### DATA FOR THE TASK
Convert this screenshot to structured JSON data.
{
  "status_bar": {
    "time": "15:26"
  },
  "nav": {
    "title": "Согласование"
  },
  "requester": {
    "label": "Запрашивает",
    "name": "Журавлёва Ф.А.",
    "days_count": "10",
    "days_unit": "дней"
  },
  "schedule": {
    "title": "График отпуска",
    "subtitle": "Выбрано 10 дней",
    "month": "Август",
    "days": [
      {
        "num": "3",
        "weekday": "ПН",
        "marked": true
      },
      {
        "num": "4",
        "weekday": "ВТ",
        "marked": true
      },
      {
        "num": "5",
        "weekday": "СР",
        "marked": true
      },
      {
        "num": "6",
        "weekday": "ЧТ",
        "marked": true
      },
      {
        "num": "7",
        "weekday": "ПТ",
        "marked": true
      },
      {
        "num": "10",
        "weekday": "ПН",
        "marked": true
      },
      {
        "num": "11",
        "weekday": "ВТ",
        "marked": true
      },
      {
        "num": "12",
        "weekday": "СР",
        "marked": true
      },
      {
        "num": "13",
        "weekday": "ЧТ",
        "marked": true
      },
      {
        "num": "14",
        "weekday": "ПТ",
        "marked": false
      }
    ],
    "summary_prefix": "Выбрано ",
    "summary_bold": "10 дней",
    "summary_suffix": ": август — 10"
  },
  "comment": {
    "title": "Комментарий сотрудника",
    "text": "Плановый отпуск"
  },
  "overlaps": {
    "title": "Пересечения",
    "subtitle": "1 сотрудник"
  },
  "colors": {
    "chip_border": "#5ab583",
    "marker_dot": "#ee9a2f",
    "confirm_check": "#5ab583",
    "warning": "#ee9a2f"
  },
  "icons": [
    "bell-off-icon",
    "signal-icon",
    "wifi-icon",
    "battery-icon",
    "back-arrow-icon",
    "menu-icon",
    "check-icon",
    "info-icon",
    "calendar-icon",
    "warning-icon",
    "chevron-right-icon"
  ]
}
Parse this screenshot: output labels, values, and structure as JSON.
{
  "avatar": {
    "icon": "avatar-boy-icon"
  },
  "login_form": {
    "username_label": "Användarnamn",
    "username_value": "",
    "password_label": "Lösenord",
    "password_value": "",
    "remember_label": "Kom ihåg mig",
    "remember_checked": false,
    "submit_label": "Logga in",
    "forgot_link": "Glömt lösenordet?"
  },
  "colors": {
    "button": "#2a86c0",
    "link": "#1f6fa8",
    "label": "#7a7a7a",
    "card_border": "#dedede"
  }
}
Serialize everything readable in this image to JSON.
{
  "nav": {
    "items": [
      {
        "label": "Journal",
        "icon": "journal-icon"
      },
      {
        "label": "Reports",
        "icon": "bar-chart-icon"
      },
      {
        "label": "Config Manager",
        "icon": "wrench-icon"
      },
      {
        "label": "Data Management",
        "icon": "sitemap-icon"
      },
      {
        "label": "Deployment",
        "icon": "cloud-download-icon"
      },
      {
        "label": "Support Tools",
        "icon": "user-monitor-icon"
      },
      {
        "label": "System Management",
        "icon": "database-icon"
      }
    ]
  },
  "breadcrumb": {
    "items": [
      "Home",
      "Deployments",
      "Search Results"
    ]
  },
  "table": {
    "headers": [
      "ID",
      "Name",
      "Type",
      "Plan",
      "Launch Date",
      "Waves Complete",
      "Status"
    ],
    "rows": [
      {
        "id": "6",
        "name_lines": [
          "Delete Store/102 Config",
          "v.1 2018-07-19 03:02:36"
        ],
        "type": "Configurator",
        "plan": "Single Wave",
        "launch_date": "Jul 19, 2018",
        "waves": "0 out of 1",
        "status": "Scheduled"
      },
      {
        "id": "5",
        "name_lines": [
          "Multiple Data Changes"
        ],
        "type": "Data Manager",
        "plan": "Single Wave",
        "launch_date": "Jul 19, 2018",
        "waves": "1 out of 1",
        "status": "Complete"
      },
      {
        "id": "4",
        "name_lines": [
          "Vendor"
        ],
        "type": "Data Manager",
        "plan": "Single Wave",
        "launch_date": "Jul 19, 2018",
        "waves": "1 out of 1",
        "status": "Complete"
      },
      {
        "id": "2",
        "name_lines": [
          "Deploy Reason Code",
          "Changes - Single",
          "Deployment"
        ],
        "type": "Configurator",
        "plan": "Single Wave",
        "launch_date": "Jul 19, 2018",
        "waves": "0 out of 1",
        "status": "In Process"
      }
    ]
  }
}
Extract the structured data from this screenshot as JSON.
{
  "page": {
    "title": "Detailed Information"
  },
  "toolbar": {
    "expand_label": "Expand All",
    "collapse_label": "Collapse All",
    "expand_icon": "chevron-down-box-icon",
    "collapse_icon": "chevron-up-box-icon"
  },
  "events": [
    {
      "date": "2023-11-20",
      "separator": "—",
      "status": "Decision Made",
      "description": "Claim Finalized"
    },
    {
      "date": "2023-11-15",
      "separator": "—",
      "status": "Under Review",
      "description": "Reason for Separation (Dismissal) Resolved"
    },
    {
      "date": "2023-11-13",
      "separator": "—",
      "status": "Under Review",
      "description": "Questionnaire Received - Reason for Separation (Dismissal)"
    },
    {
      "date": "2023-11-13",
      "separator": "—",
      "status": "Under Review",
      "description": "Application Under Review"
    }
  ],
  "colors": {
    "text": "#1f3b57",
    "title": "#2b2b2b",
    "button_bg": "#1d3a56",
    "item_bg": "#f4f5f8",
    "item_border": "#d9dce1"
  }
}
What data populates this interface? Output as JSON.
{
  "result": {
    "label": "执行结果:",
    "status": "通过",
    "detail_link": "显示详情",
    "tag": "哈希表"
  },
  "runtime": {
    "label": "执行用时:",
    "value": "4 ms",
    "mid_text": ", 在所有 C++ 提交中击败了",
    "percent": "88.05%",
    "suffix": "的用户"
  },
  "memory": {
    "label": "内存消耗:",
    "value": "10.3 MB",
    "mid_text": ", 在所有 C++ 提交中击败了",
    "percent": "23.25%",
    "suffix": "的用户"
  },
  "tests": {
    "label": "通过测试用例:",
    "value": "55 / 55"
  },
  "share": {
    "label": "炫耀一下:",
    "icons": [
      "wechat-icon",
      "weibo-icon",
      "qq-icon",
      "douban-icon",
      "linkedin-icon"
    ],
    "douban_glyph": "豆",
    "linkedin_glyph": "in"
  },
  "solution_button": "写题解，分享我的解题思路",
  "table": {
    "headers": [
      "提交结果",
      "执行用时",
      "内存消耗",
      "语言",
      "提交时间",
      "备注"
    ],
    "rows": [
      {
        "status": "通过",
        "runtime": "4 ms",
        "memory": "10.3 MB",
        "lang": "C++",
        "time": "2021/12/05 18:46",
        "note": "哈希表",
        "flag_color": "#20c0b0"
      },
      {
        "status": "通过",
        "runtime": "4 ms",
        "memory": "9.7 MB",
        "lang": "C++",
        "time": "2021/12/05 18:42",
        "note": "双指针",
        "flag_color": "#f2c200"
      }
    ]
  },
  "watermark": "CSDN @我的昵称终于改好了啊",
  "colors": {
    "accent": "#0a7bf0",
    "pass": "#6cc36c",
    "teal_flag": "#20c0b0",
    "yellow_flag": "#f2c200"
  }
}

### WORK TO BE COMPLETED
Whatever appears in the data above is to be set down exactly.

### EXPECTED ANSWER
Convert this screenshot to structured JSON data.
{
  "status_bar": {
    "time": "15:26"
  },
  "nav": {
    "title": "Согласование"
  },
  "requester": {
    "label": "Запрашивает",
    "name": "Журавлёва Ф.А.",
    "days_count": "10",
    "days_unit": "дней"
  },
  "schedule": {
    "title": "График отпуска",
    "subtitle": "Выбрано 10 дней",
    "month": "Август",
    "days": [
      {
        "num": "3",
        "weekday": "ПН",
        "marked": true
      },
      {
        "num": "4",
        "weekday": "ВТ",
        "marked": true
      },
      {
        "num": "5",
        "weekday": "СР",
        "marked": true
      },
      {
        "num": "6",
        "weekday": "ЧТ",
        "marked": true
      },
      {
        "num": "7",
        "weekday": "ПТ",
        "marked": true
      },
      {
        "num": "10",
        "weekday": "ПН",
        "marked": true
      },
      {
        "num": "11",
        "weekday": "ВТ",
        "marked": true
      },
      {
        "num": "12",
        "weekday": "СР",
        "marked": true
      },
      {
        "num": "13",
        "weekday": "ЧТ",
        "marked": true
      },
      {
        "num": "14",
        "weekday": "ПТ",
        "marked": false
      }
    ],
    "summary_prefix": "Выбрано ",
    "summary_bold": "10 дней",
    "summary_suffix": ": август — 10"
  },
  "comment": {
    "title": "Комментарий сотрудника",
    "text": "Плановый отпуск"
  },
  "overlaps": {
    "title": "Пересечения",
    "subtitle": "1 сотрудник"
  },
  "colors": {
    "chip_border": "#5ab583",
    "marker_dot": "#ee9a2f",
    "confirm_check": "#5ab583",
    "warning": "#ee9a2f"
  },
  "icons": [
    "bell-off-icon",
    "signal-icon",
    "wifi-icon",
    "battery-icon",
    "back-arrow-icon",
    "menu-icon",
    "check-icon",
    "info-icon",
    "calendar-icon",
    "warning-icon",
    "chevron-right-icon"
  ]
}
Parse this screenshot: output labels, values, and structure as JSON.
{
  "avatar": {
    "icon": "avatar-boy-icon"
  },
  "login_form": {
    "username_label": "Användarnamn",
    "username_value": "",
    "password_label": "Lösenord",
    "password_value": "",
    "remember_label": "Kom ihåg mig",
    "remember_checked": false,
    "submit_label": "Logga in",
    "forgot_link": "Glömt lösenordet?"
  },
  "colors": {
    "button": "#2a86c0",
    "link": "#1f6fa8",
    "label": "#7a7a7a",
    "card_border": "#dedede"
  }
}
Serialize everything readable in this image to JSON.
{
  "nav": {
    "items": [
      {
        "label": "Journal",
        "icon": "journal-icon"
      },
      {
        "label": "Reports",
        "icon": "bar-chart-icon"
      },
      {
        "label": "Config Manager",
        "icon": "wrench-icon"
      },
      {
        "label": "Data Management",
        "icon": "sitemap-icon"
      },
      {
        "label": "Deployment",
        "icon": "cloud-download-icon"
      },
      {
        "label": "Support Tools",
        "icon": "user-monitor-icon"
      },
      {
        "label": "System Management",
        "icon": "database-icon"
      }
    ]
  },
  "breadcrumb": {
    "items": [
      "Home",
      "Deployments",
      "Search Results"
    ]
  },
  "table": {
    "headers": [
      "ID",
      "Name",
      "Type",
      "Plan",
      "Launch Date",
      "Waves Complete",
      "Status"
    ],
    "rows": [
      {
        "id": "6",
        "name_lines": [
          "Delete Store/102 Config",
          "v.1 2018-07-19 03:02:36"
        ],
        "type": "Configurator",
        "plan": "Single Wave",
        "launch_date": "Jul 19, 2018",
        "waves": "0 out of 1",
        "status": "Scheduled"
      },
      {
        "id": "5",
        "name_lines": [
          "Multiple Data Changes"
        ],
        "type": "Data Manager",
        "plan": "Single Wave",
        "launch_date": "Jul 19, 2018",
        "waves": "1 out of 1",
        "status": "Complete"
      },
      {
        "id": "4",
        "name_lines": [
          "Vendor"
        ],
        "type": "Data Manager",
        "plan": "Single Wave",
        "launch_date": "Jul 19, 2018",
        "waves": "1 out of 1",
        "status": "Complete"
      },
      {
        "id": "2",
        "name_lines": [
          "Deploy Reason Code",
          "Changes - Single",
          "Deployment"
        ],
        "type": "Configurator",
        "plan": "Single Wave",
        "launch_date": "Jul 19, 2018",
        "waves": "0 out of 1",
        "status": "In Process"
      }
    ]
  }
}
Extract the structured data from this screenshot as JSON.
{
  "page": {
    "title": "Detailed Information"
  },
  "toolbar": {
    "expand_label": "Expand All",
    "collapse_label": "Collapse All",
    "expand_icon": "chevron-down-box-icon",
    "collapse_icon": "chevron-up-box-icon"
  },
  "events": [
    {
      "date": "2023-11-20",
      "separator": "—",
      "status": "Decision Made",
      "description": "Claim Finalized"
    },
    {
      "date": "2023-11-15",
      "separator": "—",
      "status": "Under Review",
      "description": "Reason for Separation (Dismissal) Resolved"
    },
    {
      "date": "2023-11-13",
      "separator": "—",
      "status": "Under Review",
      "description": "Questionnaire Received - Reason for Separation (Dismissal)"
    },
    {
      "date": "2023-11-13",
      "separator": "—",
      "status": "Under Review",
      "description": "Application Under Review"
    }
  ],
  "colors": {
    "text": "#1f3b57",
    "title": "#2b2b2b",
    "button_bg": "#1d3a56",
    "item_bg": "#f4f5f8",
    "item_border": "#d9dce1"
  }
}
What data populates this interface? Output as JSON.
{
  "result": {
    "label": "执行结果:",
    "status": "通过",
    "detail_link": "显示详情",
    "tag": "哈希表"
  },
  "runtime": {
    "label": "执行用时:",
    "value": "4 ms",
    "mid_text": ", 在所有 C++ 提交中击败了",
    "percent": "88.05%",
    "suffix": "的用户"
  },
  "memory": {
    "label": "内存消耗:",
    "value": "10.3 MB",
    "mid_text": ", 在所有 C++ 提交中击败了",
    "percent": "23.25%",
    "suffix": "的用户"
  },
  "tests": {
    "label": "通过测试用例:",
    "value": "55 / 55"
  },
  "share": {
    "label": "炫耀一下:",
    "icons": [
      "wechat-icon",
      "weibo-icon",
      "qq-icon",
      "douban-icon",
      "linkedin-icon"
    ],
    "douban_glyph": "豆",
    "linkedin_glyph": "in"
  },
  "solution_button": "写题解，分享我的解题思路",
  "table": {
    "headers": [
      "提交结果",
      "执行用时",
      "内存消耗",
      "语言",
      "提交时间",
      "备注"
    ],
    "rows": [
      {
        "status": "通过",
        "runtime": "4 ms",
        "memory": "10.3 MB",
        "lang": "C++",
        "time": "2021/12/05 18:46",
        "note": "哈希表",
        "flag_color": "#20c0b0"
      },
      {
        "status": "通过",
        "runtime": "4 ms",
        "memory": "9.7 MB",
        "lang": "C++",
        "time": "2021/12/05 18:42",
        "note": "双指针",
        "flag_color": "#f2c200"
      }
    ]
  },
  "watermark": "CSDN @我的昵称终于改好了啊",
  "colors": {
    "accent": "#0a7bf0",
    "pass": "#6cc36c",
    "teal_flag": "#20c0b0",
    "yellow_flag": "#f2c200"
  }
}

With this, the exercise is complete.